When you hear the phrase "estate planning," the first thought that comes to mind may be taxes. But estate planning is about more than just reducing taxes. It’s about ensuring your assets are distributed according to your wishes. That’s why, even with the estate tax reduction (and eventual repeal in 2010) under the 2001 tax act, estate planning is still critical. In addition, estate taxes still pose a threat with respect to wealth available to transfer to the next generation. Remember, the “sunset” provision means that in 2011 the estate tax will return to where it stood before the 2001 tax act, unless Congress takes further action to change the law.
In addition, the act includes other provisions that increase the complexity of estate planning, such as repeal of the generation-skipping transfer (GST) tax (in 2010, with reinstatement in 2011); reduction in the top gift tax rate but no repeal of the gift tax; increases in GST and estate tax exemptions; and repeal of the step-up in income tax basis at death.
As a result, estate planning is more important than ever — without proper planning, estate taxes may still claim a large share of what you’ve spent a lifetime building.
This information will help you start preparing a plan to reduce your estate taxes. And if you already have a plan in place, it will show you how to make the adjustments necessary to take advantage of these changes and suggest strategies you currently may not be employing. We begin in this first section by offering you an overview of basic estate planning principles. Then on page 10 we start discussing estate tax saving strategies.
- Planning tip 1
- Keep In Mind Community Property
Some of the strategies in this booklet depend on the ownership of assets. Alaska, Arizona, California, Idaho, Louisiana, Nevada, New Mexico, Texas, Washington and Wisconsin have community property systems. (Alaska's is elective.) Under such a system, each spouse usually has a one-half interest in property acquired during marriage. If you live in a community property state, keep this in mind as you relate our ideas to your situation.

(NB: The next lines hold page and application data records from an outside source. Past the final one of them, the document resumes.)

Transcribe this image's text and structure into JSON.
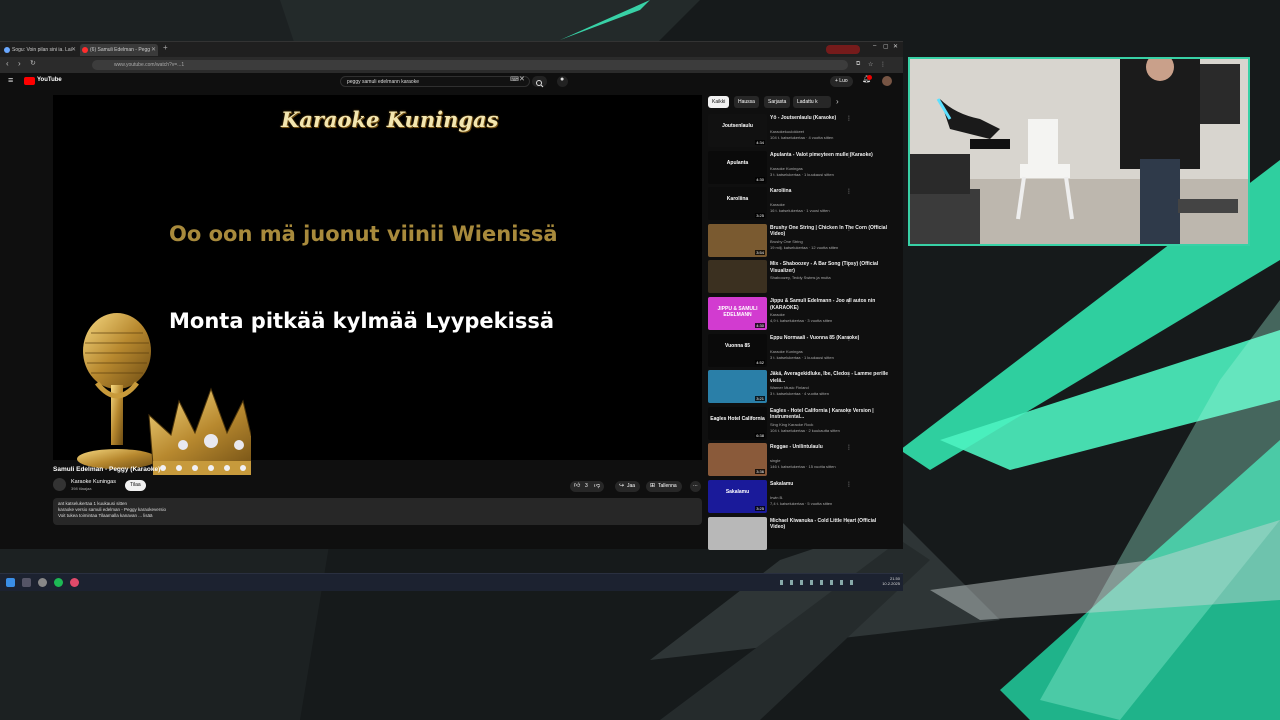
{
  "browser": {
    "tabs": [
      {
        "label": "Sogu: Voin pilan sini ia. Lai"
      },
      {
        "label": "(6) Samuli Edelman - Pegg"
      }
    ],
    "url": "www.youtube.com/watch?v=...1",
    "window_controls": [
      "–",
      "▢",
      "✕"
    ]
  },
  "youtube": {
    "logo_text": "YouTube",
    "search_value": "peggy samuli edelmann karaoke",
    "create_label": "+ Luo",
    "chips": [
      "Kaikki",
      "Haussa",
      "Sarjasta",
      "Ladattu k"
    ],
    "player": {
      "brand": "Karaoke Kuningas",
      "line_upcoming": "Oo oon mä juonut viinii Wienissä",
      "line_current": "Monta pitkää kylmää Lyypekissä"
    },
    "video": {
      "title": "Samuli Edelman - Peggy (Karaoke)",
      "channel": "Karaoke Kuningas",
      "subscribers": "398 tilaajaa",
      "subscribe_label": "Tilaa",
      "likes": "3",
      "share_label": "Jaa",
      "save_label": "Tallenna",
      "more_label": "⋯"
    },
    "description": [
      "ant katselukertaa  1 kuukausi sitten",
      "karaoke versio samuli edelman - Peggy karaokeversio",
      "Voit tukea toimintaa Tilaamalla kanavan ... lisää"
    ],
    "recommendations": [
      {
        "title": "Yö - Joutsenlaulu (Karaoke)",
        "channel": "Karaokekuulokkeet",
        "meta": "104 t. katselukertaa · 4 vuotta sitten",
        "duration": "4:34",
        "thumb_bg": "#111",
        "thumb_text": "Joutsenlaulu"
      },
      {
        "title": "Apulanta - Valot pimeyteen mulle (Karaoke)",
        "channel": "Karaoke Kuningas",
        "meta": "3 t. katselukertaa · 1 kuukausi sitten",
        "duration": "4:30",
        "thumb_bg": "#0a0a0a",
        "thumb_text": "Apulanta"
      },
      {
        "title": "Karoliina",
        "channel": "Karaoke",
        "meta": "16 t. katselukertaa · 1 vuosi sitten",
        "duration": "3:25",
        "thumb_bg": "#0c0c0c",
        "thumb_text": "Karoliina"
      },
      {
        "title": "Brushy One String | Chicken In The Corn (Official Video)",
        "channel": "Brushy One String",
        "meta": "19 milj. katselukertaa · 12 vuotta sitten",
        "duration": "3:54",
        "thumb_bg": "#7a5a30",
        "thumb_text": ""
      },
      {
        "title": "Mix - Shaboozey - A Bar Song (Tipsy) (Official Visualizer)",
        "channel": "Shaboozey, Teddy Swims ja muita",
        "meta": "",
        "duration": "",
        "thumb_bg": "#3b3020",
        "thumb_text": ""
      },
      {
        "title": "Jippu & Samuli Edelmann - Joo all autos nin (KARAOKE)",
        "channel": "Karaoke",
        "meta": "4,9 t. katselukertaa · 3 vuotta sitten",
        "duration": "4:30",
        "thumb_bg": "#d23bd0",
        "thumb_text": "JIPPU & SAMULI EDELMANN"
      },
      {
        "title": "Eppu Normaali - Vuonna 85 (Karaoke)",
        "channel": "Karaoke Kuningas",
        "meta": "3 t. katselukertaa · 1 kuukausi sitten",
        "duration": "4:52",
        "thumb_bg": "#0a0a0a",
        "thumb_text": "Vuonna 85"
      },
      {
        "title": "Jäkä, Averagekidluke, Ibe, Cledos - Lamme perille vielä...",
        "channel": "Warner Music Finland",
        "meta": "3 t. katselukertaa · 4 vuotta sitten",
        "duration": "3:21",
        "thumb_bg": "#2a7fa8",
        "thumb_text": ""
      },
      {
        "title": "Eagles - Hotel California | Karaoke Version | Instrumental...",
        "channel": "Sing King Karaoke Rock",
        "meta": "104 t. katselukertaa · 2 kuukautta sitten",
        "duration": "6:38",
        "thumb_bg": "#0a0a0a",
        "thumb_text": "Eagles Hotel California"
      },
      {
        "title": "Reggae - Unilintulaulu",
        "channel": "single",
        "meta": "146 t. katselukertaa · 15 vuotta sitten",
        "duration": "3:36",
        "thumb_bg": "#8a5a3a",
        "thumb_text": ""
      },
      {
        "title": "Sakalamu",
        "channel": "Irwin B.",
        "meta": "7,4 t. katselukertaa · 5 vuotta sitten",
        "duration": "3:25",
        "thumb_bg": "#1a1a9a",
        "thumb_text": "Sakalamu"
      },
      {
        "title": "Michael Kiwanuka - Cold Little Heart (Official Video)",
        "channel": "",
        "meta": "",
        "duration": "",
        "thumb_bg": "#b8b8b8",
        "thumb_text": ""
      }
    ]
  },
  "taskbar": {
    "clock": "21.50",
    "date": "10.2.2025",
    "colors": {
      "accent": "#38d1a6"
    }
  },
  "scene": {
    "border_color": "#38d1a6",
    "background_accent": "#38d1a6"
  }
}
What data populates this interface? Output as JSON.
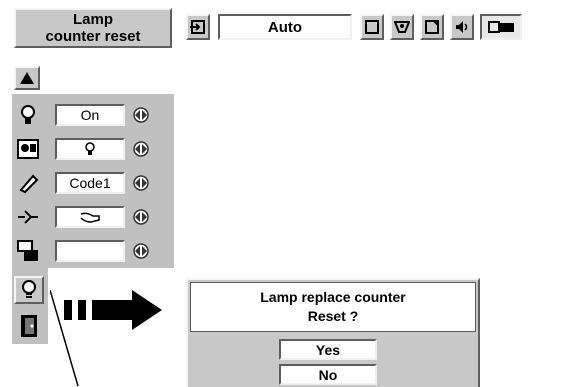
{
  "title_box": {
    "line1": "Lamp",
    "line2": "counter reset"
  },
  "toolbar": {
    "mode_value": "Auto"
  },
  "menu_rows": [
    {
      "icon": "lamp-bulb-icon",
      "value": "On"
    },
    {
      "icon": "lamp-indicator-icon",
      "value": ""
    },
    {
      "icon": "pencil-code-icon",
      "value": "Code1"
    },
    {
      "icon": "connector-icon",
      "value": ""
    },
    {
      "icon": "stacked-screen-icon",
      "value": ""
    }
  ],
  "dialog": {
    "line1": "Lamp replace counter",
    "line2": "Reset ?",
    "yes_label": "Yes",
    "no_label": "No"
  },
  "colors": {
    "menu_bg": "#c0c0c0",
    "text": "#000000",
    "field_bg": "#ffffff"
  }
}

Certainly this booklet is no replacement for professional financial, tax and legal advice. Because of the complexities and issues created by the 2001 tax act, Congress is likely to make further estate tax law changes that could affect the issues discussed here — or your estate plan. In addition, many states have now “decoupled” their death taxes from the federal estate tax, so that state taxes may be due upon your death even if no federal estate tax is due. Be sure to get professional advice before implementing any state planning strategies.